- What this task involves -
Scan the following material for the string "that" and copy each line in which it appears.

- Data supplied -
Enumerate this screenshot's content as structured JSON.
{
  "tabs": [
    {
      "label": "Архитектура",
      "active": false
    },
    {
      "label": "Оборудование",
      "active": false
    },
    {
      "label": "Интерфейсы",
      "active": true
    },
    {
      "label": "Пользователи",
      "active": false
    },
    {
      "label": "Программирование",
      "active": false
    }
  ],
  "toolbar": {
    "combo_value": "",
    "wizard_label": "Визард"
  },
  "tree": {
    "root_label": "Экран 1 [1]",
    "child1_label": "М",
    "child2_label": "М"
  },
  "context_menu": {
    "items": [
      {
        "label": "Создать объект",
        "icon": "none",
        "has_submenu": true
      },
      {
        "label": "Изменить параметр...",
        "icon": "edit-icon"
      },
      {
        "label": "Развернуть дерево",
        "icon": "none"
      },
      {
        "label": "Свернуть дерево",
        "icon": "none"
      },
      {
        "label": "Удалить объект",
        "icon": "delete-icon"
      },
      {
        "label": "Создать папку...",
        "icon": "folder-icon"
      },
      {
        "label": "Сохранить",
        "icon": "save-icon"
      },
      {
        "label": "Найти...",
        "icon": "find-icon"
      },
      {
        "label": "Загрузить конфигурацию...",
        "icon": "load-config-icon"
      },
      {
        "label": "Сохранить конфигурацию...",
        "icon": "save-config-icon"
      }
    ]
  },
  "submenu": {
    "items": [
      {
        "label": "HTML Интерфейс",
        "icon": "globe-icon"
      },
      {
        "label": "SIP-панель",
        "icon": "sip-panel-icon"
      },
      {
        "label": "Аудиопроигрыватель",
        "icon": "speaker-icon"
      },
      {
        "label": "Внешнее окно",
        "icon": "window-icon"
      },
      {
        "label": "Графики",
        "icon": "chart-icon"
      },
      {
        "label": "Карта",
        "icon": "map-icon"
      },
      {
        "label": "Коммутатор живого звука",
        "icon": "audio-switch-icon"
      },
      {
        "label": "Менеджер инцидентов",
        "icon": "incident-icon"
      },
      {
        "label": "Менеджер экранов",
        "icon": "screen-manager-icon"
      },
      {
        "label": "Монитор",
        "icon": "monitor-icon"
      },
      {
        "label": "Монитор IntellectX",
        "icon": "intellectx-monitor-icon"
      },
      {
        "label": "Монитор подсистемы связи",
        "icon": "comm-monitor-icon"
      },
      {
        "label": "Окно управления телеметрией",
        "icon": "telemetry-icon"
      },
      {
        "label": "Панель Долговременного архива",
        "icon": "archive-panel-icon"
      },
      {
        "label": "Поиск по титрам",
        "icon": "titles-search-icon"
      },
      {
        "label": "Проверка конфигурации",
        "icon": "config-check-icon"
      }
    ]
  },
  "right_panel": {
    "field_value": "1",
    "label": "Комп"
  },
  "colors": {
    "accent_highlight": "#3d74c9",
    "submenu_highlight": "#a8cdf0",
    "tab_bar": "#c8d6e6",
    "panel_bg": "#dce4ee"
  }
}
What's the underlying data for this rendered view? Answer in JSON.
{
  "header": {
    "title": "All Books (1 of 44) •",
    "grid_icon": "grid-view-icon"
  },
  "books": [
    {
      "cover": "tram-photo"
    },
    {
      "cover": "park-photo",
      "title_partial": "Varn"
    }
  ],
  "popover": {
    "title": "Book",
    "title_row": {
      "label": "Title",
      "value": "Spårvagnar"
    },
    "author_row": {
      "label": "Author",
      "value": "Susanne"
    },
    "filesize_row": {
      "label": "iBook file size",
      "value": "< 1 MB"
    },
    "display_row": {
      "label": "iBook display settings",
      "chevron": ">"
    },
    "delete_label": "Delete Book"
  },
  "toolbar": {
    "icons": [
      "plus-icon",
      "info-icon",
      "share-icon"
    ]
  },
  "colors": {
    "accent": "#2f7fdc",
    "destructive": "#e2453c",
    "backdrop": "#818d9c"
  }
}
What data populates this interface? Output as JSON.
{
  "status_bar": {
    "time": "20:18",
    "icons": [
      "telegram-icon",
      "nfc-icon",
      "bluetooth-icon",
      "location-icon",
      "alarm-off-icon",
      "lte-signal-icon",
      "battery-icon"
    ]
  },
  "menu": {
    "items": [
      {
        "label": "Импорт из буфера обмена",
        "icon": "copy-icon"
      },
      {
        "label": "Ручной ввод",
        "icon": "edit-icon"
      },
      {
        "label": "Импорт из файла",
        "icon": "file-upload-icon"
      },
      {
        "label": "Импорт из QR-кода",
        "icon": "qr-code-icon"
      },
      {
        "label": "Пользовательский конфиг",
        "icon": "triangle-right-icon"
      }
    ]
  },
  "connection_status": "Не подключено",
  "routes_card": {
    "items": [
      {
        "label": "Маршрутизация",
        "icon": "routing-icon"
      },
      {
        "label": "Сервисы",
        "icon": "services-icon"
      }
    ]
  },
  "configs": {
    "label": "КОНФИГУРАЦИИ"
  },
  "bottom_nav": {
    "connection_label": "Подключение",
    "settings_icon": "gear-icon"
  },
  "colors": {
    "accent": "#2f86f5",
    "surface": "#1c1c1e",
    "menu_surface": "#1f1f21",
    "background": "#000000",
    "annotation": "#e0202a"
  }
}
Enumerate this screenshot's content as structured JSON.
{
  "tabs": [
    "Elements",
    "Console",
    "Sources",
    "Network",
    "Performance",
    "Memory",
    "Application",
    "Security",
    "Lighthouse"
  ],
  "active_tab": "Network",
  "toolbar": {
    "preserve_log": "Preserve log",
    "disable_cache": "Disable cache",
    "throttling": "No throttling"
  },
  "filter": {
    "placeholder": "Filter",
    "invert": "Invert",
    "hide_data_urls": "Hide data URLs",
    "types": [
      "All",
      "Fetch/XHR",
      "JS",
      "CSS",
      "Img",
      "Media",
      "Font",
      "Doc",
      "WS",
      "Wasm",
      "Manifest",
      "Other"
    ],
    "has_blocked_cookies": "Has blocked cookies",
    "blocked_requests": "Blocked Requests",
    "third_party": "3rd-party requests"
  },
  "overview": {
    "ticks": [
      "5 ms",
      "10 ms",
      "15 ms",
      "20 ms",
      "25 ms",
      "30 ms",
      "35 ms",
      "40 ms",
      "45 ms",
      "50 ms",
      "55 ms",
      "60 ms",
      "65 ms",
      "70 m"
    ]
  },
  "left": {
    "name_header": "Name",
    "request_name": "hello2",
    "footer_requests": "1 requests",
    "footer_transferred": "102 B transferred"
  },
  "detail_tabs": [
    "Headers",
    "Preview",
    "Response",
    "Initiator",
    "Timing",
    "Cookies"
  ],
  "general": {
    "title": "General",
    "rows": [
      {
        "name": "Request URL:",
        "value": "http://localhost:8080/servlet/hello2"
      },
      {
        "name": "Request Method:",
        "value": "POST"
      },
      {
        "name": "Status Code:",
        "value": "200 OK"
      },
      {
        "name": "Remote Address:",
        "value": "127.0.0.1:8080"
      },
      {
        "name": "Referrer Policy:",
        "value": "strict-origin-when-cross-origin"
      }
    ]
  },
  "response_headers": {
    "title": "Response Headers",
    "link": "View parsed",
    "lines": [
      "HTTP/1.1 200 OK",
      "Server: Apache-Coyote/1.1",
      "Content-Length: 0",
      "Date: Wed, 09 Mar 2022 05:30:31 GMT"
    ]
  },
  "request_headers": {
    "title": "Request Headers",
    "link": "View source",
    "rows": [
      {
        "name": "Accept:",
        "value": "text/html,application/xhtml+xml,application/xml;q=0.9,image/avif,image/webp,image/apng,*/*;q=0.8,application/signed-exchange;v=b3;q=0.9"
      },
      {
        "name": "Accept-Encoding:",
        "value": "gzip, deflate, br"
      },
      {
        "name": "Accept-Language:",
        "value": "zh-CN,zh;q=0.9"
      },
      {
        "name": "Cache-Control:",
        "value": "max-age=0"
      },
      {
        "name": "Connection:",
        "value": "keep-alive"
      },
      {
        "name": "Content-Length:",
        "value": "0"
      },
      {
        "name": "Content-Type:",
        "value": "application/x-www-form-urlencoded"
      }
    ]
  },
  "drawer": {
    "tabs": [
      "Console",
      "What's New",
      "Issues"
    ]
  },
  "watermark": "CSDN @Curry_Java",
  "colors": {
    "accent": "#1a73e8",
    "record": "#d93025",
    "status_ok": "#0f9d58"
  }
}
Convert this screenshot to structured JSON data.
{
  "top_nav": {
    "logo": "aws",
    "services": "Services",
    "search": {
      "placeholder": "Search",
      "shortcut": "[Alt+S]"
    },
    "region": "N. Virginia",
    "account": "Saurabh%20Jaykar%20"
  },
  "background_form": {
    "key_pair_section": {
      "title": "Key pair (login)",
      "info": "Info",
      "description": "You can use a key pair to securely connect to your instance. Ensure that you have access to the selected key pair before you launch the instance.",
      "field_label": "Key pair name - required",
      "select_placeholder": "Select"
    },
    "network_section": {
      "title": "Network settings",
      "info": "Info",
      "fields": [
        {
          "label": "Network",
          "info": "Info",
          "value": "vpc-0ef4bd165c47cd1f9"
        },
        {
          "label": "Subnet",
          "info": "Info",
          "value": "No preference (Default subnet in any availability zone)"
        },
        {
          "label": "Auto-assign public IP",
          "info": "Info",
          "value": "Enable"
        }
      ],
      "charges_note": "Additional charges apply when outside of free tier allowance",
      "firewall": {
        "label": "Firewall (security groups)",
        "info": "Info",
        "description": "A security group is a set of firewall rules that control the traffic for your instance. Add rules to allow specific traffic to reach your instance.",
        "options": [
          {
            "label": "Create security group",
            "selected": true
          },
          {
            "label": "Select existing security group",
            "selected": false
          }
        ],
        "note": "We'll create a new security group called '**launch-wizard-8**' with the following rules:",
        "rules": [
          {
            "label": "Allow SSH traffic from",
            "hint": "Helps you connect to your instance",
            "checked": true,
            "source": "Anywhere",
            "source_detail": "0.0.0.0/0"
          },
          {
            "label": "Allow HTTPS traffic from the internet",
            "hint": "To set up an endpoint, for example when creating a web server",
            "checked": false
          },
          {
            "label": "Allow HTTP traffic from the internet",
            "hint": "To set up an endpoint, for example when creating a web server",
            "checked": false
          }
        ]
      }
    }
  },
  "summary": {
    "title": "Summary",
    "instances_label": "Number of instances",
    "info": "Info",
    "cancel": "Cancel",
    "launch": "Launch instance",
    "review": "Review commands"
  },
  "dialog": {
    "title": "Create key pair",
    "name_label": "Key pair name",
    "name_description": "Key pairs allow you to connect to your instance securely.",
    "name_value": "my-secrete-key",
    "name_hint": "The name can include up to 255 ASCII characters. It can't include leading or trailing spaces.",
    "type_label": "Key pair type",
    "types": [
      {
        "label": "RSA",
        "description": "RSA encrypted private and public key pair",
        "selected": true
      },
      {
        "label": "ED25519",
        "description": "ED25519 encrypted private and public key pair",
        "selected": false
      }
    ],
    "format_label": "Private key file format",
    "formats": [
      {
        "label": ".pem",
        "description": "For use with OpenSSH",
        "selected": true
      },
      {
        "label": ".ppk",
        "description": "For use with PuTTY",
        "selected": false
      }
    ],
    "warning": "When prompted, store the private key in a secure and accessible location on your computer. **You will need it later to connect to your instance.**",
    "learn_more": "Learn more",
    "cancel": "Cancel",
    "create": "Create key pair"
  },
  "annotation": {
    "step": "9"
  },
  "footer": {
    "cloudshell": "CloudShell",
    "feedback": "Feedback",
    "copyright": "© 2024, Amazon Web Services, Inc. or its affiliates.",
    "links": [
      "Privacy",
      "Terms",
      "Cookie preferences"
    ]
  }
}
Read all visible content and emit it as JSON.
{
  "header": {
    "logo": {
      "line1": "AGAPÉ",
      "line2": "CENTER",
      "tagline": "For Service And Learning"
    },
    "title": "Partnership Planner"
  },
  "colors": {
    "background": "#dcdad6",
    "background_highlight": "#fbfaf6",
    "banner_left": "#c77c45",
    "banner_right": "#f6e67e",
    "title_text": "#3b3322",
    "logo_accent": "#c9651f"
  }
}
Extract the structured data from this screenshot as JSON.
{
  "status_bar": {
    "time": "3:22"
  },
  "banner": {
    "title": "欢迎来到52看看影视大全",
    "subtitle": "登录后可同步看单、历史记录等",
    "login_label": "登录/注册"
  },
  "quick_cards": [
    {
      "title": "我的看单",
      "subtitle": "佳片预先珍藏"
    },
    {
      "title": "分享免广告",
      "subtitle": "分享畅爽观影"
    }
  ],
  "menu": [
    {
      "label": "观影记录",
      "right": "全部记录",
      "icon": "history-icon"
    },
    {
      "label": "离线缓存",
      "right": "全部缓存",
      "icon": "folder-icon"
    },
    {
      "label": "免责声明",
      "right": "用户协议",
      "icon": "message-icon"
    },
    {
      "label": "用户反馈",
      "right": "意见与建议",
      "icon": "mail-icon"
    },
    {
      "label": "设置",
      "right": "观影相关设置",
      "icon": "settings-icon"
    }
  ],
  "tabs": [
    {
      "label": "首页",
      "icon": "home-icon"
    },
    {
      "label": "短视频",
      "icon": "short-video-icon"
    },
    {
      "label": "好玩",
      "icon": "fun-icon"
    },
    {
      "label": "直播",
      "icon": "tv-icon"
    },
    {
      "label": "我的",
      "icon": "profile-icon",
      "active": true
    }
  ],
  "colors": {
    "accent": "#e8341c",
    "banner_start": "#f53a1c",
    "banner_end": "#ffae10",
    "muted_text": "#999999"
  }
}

- Reply -
      "description": "You can use a key pair to securely connect to your instance. Ensure that you have access to the selected key pair before you launch the instance.",
        "description": "A security group is a set of firewall rules that control the traffic for your instance. Add rules to allow specific traffic to reach your instance.",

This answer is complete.